Corsica – what’s its crack?
A French Island in the Mediterranean sea just off the south coast of France…close to Nice and just above its Italian neighbor Sardinia. They use the Euro and there’s about 330,000 of them…people not Euros. The main language is French, although they do have their own local dialect (Corsu), in fact I noticed all the road signs were either crossed out or riddled with bullet holes over the French writing…obviously there’s beef so maybe learning a couple of basic words in Corsu might win over the locals!
Two ways to get to Corsica…air or sea. I chose the sea and took the overnight ferry from Nice to Bastia which I think cost me about 80 euros back in February 2016…but its less hassle than packing your bike up in a frigging box for the plane and you get a nights accommodation out of it! There are also ferry’s from Marseille and Toulon (France), Sevona, Genoa, Livorno and Civitavecchia, (mainland Italy) and from Porto Torres and Santa Teresa Gallura (Sardinia).
In a nutshell…
Its a cycling paradise…its only a small Island so you could probably explore the whole thing on a bike in 2 weeks or see a good chunk in just a few days. The weather is great…maybe a bit cool in winter but nothing to cry about. Food is awesome, landscapes sweeeet and people are few and far between. I think this place has a little bit of something for everyone, mountain lovers, beach lovers, historians, cyclists, hikers, sea sportists!?! and even those people that like the finer things in life…you guys can fill your boots eating little fancy pieces of food, sitting in boutiquey little cafés wearing your boat shoes with sweaters draped around your shoulders whilst sipping wine overlooking some very fancy multi million pound yachts.
Why is it awesome?
The beauty of Corsica is the diversity of its terrain. It has over 1,000km of coastline, of which about a third are beautiful rugged beaches with the bluest water I have ever seen (with the exception of some of the Glacial lakes in Patagonia) and it also has some pretty big mountains, of which the tallest peak of Monte Cinto which is 2,706m, around twice the height of Ben Nevis (just to give some perspective). There are also 20 other summits of more than 2,000m so its a great place for cycling and hiking and its pretty wild too, except for the main settlements of Ajaccio, Bastia, Corte and Sartene the Island is pretty much uninhabited…not so many pesky people about!
The highest paved road on the Island takes you up to the Col de Veggio (1,471m) and you pass through the pretty impressive Spinluca gorge…so if you do fancy it id recommend you don’t miss out on that. I climbed in excess of 20,000 metres in 12 days so don’t go if you’re not willing to climb. In fairness whilst there isn’t much flat cycling on the island the gradients are pretty tame with not much over 10%.
No high rise buildings, no fast food chains, no motorways or other modern eye sores, just big stretches of unspoilt countryside. Wild camping (whilst probably not legal, I don’t actually know) is very easy and equally beautiful or if you prefer comfort I think there are a few campsites dotted about but these were closed when I was there out of season so its worth checking ahead if your not into the wild camping scene.

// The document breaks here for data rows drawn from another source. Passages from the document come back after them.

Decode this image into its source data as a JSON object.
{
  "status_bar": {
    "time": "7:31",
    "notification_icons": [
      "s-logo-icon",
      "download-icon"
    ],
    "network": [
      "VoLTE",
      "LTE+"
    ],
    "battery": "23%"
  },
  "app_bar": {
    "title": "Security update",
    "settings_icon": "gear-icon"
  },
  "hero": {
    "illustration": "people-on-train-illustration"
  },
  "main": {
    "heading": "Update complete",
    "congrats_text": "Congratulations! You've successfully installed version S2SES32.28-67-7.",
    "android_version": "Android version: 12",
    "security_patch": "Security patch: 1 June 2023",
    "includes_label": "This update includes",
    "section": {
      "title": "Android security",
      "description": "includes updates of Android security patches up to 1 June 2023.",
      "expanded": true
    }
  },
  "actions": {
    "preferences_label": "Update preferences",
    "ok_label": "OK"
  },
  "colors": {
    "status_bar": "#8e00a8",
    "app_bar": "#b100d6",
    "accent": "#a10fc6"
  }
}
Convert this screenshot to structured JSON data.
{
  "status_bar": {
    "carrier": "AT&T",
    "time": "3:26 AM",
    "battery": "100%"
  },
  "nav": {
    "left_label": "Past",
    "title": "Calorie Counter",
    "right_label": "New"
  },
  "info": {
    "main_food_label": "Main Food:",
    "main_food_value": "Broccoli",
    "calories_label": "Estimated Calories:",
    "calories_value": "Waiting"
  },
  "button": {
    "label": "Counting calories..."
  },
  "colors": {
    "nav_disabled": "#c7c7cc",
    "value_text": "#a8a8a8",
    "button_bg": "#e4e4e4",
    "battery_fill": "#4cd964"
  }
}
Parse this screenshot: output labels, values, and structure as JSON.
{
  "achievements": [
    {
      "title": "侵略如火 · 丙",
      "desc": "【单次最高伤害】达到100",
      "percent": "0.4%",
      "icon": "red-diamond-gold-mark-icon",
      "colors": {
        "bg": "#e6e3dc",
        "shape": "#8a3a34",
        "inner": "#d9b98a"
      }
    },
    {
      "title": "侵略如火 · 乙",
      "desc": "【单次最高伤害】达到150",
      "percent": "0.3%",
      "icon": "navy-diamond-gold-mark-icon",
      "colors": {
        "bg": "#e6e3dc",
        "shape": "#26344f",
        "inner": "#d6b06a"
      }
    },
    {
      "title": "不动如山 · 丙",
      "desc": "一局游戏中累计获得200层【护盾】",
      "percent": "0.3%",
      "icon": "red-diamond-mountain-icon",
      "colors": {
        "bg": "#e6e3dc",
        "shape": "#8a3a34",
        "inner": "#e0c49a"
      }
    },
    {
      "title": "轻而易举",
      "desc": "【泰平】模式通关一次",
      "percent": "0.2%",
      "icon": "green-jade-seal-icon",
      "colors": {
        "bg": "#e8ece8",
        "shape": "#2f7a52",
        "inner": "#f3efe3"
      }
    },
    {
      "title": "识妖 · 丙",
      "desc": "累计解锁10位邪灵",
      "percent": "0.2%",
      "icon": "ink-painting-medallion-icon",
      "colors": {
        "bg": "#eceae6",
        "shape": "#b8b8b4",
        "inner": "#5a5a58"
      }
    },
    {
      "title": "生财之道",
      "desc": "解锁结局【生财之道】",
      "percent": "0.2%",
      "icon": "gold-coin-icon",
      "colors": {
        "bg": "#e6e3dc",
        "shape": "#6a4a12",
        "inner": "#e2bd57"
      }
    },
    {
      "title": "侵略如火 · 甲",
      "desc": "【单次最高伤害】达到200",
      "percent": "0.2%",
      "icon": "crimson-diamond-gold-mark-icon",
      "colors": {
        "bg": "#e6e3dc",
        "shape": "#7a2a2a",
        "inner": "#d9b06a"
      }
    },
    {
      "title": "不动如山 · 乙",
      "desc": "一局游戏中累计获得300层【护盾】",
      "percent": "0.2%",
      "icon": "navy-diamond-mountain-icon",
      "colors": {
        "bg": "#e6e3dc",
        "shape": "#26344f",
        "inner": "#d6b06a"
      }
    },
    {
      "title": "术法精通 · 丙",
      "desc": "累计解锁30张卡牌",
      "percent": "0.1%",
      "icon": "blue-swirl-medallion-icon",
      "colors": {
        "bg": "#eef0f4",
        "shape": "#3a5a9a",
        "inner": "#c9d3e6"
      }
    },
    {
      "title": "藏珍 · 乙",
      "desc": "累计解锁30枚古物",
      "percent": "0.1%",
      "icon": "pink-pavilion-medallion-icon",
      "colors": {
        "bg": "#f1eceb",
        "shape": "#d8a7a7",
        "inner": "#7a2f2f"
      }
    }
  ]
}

Great climate…I was there at the end of February and had sunshine and 20 degree days, maybe I was lucky but I would recommend visiting out of peak season (June, July & August) if you can as I hear it gets pretty busy.
The food looked awesome but lets be honest…on my £7 a day budget I was merely a gastronomic spectator only able to admire from a far but in all honesty after a days cycling I was more than happy to find the prefect camp spot on the beach and fire up the camping stove whilst cooking my pasta watching the sun go down.
The small town of Bonifacio is one of my favourites in Europe…this secluded little town features an ancient citadel, narrow streets, colourful houses and passionate separatist locals who dream of independence. Home to only a few hundred people it is a great place to spend a few days and has some amazing views.
There’s always something to moan about…
Yeah so if I had to moan…the place is pretty expensive (its an Island, everything is imported…go figure), drivers are not always very cyclist friendly, they drive fast and can be impatient…except the truck drivers, they are pretty good and hmmm I cant think of anything else…oh actually some guys in a car wound down their window whilst passing me and threw a litre of water in my face…and not to cool me off…they were being arseholes. So yeah that wasn’t very nice but I’m not sure its a general qualm about Corsica…let me know if it happens to you…
A few more pics to inspire anyone tempted to visit…